- **What the task asks**:
Word for word, repeat every entry that appears below.

- **Data for processing**:
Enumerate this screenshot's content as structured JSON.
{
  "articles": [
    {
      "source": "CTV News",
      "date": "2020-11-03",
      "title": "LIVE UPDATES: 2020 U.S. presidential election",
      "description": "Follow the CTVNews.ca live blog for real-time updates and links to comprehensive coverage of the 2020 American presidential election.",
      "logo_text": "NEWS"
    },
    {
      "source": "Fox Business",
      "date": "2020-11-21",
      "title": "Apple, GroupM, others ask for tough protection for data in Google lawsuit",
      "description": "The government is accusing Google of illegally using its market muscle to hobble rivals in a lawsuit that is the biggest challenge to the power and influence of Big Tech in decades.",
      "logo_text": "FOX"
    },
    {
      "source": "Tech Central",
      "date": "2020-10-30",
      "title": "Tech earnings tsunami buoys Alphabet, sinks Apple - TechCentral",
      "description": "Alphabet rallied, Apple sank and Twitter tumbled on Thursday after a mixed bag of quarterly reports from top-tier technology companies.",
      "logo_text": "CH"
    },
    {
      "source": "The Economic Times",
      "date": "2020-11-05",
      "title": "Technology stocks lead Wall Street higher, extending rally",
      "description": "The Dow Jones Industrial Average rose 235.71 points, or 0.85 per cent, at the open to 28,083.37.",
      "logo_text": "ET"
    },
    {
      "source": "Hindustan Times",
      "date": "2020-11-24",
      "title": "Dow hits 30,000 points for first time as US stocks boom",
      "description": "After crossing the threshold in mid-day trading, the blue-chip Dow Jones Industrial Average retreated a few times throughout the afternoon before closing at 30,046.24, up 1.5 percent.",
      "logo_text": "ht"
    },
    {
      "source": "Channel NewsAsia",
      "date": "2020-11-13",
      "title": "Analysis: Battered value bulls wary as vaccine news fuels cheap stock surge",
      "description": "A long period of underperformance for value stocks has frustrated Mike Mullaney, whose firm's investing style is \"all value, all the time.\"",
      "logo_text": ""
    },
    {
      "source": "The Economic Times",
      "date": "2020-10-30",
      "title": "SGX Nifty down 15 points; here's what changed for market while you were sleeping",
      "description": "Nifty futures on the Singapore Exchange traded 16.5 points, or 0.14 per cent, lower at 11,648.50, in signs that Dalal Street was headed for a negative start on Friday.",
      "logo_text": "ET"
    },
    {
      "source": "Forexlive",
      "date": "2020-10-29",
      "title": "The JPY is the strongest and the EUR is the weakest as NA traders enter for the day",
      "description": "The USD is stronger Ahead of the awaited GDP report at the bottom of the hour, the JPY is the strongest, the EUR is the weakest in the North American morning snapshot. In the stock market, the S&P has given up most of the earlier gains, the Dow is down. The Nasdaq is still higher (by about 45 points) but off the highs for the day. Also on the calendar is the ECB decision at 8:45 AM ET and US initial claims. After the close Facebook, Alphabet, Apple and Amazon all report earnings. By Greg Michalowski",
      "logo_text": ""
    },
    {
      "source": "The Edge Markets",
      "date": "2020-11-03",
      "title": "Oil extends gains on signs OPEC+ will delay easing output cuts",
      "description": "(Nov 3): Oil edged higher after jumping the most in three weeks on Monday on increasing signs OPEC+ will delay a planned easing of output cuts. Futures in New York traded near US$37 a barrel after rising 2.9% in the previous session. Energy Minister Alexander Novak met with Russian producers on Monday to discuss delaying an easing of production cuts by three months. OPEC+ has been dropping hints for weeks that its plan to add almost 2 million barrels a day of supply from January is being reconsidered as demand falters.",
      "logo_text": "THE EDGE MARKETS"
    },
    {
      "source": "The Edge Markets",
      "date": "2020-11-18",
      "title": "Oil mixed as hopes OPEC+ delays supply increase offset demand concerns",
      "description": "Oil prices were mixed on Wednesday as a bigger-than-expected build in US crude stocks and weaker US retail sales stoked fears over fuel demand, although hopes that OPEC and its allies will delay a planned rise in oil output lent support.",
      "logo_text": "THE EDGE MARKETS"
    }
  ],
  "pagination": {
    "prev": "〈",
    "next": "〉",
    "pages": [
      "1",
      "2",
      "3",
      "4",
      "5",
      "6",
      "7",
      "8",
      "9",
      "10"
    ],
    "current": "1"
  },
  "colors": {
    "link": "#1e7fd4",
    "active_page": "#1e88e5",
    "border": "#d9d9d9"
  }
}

- **Result of the task**:
Enumerate this screenshot's content as structured JSON.
{
  "articles": [
    {
      "source": "CTV News",
      "date": "2020-11-03",
      "title": "LIVE UPDATES: 2020 U.S. presidential election",
      "description": "Follow the CTVNews.ca live blog for real-time updates and links to comprehensive coverage of the 2020 American presidential election.",
      "logo_text": "NEWS"
    },
    {
      "source": "Fox Business",
      "date": "2020-11-21",
      "title": "Apple, GroupM, others ask for tough protection for data in Google lawsuit",
      "description": "The government is accusing Google of illegally using its market muscle to hobble rivals in a lawsuit that is the biggest challenge to the power and influence of Big Tech in decades.",
      "logo_text": "FOX"
    },
    {
      "source": "Tech Central",
      "date": "2020-10-30",
      "title": "Tech earnings tsunami buoys Alphabet, sinks Apple - TechCentral",
      "description": "Alphabet rallied, Apple sank and Twitter tumbled on Thursday after a mixed bag of quarterly reports from top-tier technology companies.",
      "logo_text": "CH"
    },
    {
      "source": "The Economic Times",
      "date": "2020-11-05",
      "title": "Technology stocks lead Wall Street higher, extending rally",
      "description": "The Dow Jones Industrial Average rose 235.71 points, or 0.85 per cent, at the open to 28,083.37.",
      "logo_text": "ET"
    },
    {
      "source": "Hindustan Times",
      "date": "2020-11-24",
      "title": "Dow hits 30,000 points for first time as US stocks boom",
      "description": "After crossing the threshold in mid-day trading, the blue-chip Dow Jones Industrial Average retreated a few times throughout the afternoon before closing at 30,046.24, up 1.5 percent.",
      "logo_text": "ht"
    },
    {
      "source": "Channel NewsAsia",
      "date": "2020-11-13",
      "title": "Analysis: Battered value bulls wary as vaccine news fuels cheap stock surge",
      "description": "A long period of underperformance for value stocks has frustrated Mike Mullaney, whose firm's investing style is \"all value, all the time.\"",
      "logo_text": ""
    },
    {
      "source": "The Economic Times",
      "date": "2020-10-30",
      "title": "SGX Nifty down 15 points; here's what changed for market while you were sleeping",
      "description": "Nifty futures on the Singapore Exchange traded 16.5 points, or 0.14 per cent, lower at 11,648.50, in signs that Dalal Street was headed for a negative start on Friday.",
      "logo_text": "ET"
    },
    {
      "source": "Forexlive",
      "date": "2020-10-29",
      "title": "The JPY is the strongest and the EUR is the weakest as NA traders enter for the day",
      "description": "The USD is stronger Ahead of the awaited GDP report at the bottom of the hour, the JPY is the strongest, the EUR is the weakest in the North American morning snapshot. In the stock market, the S&P has given up most of the earlier gains, the Dow is down. The Nasdaq is still higher (by about 45 points) but off the highs for the day. Also on the calendar is the ECB decision at 8:45 AM ET and US initial claims. After the close Facebook, Alphabet, Apple and Amazon all report earnings. By Greg Michalowski",
      "logo_text": ""
    },
    {
      "source": "The Edge Markets",
      "date": "2020-11-03",
      "title": "Oil extends gains on signs OPEC+ will delay easing output cuts",
      "description": "(Nov 3): Oil edged higher after jumping the most in three weeks on Monday on increasing signs OPEC+ will delay a planned easing of output cuts. Futures in New York traded near US$37 a barrel after rising 2.9% in the previous session. Energy Minister Alexander Novak met with Russian producers on Monday to discuss delaying an easing of production cuts by three months. OPEC+ has been dropping hints for weeks that its plan to add almost 2 million barrels a day of supply from January is being reconsidered as demand falters.",
      "logo_text": "THE EDGE MARKETS"
    },
    {
      "source": "The Edge Markets",
      "date": "2020-11-18",
      "title": "Oil mixed as hopes OPEC+ delays supply increase offset demand concerns",
      "description": "Oil prices were mixed on Wednesday as a bigger-than-expected build in US crude stocks and weaker US retail sales stoked fears over fuel demand, although hopes that OPEC and its allies will delay a planned rise in oil output lent support.",
      "logo_text": "THE EDGE MARKETS"
    }
  ],
  "pagination": {
    "prev": "〈",
    "next": "〉",
    "pages": [
      "1",
      "2",
      "3",
      "4",
      "5",
      "6",
      "7",
      "8",
      "9",
      "10"
    ],
    "current": "1"
  },
  "colors": {
    "link": "#1e7fd4",
    "active_page": "#1e88e5",
    "border": "#d9d9d9"
  }
}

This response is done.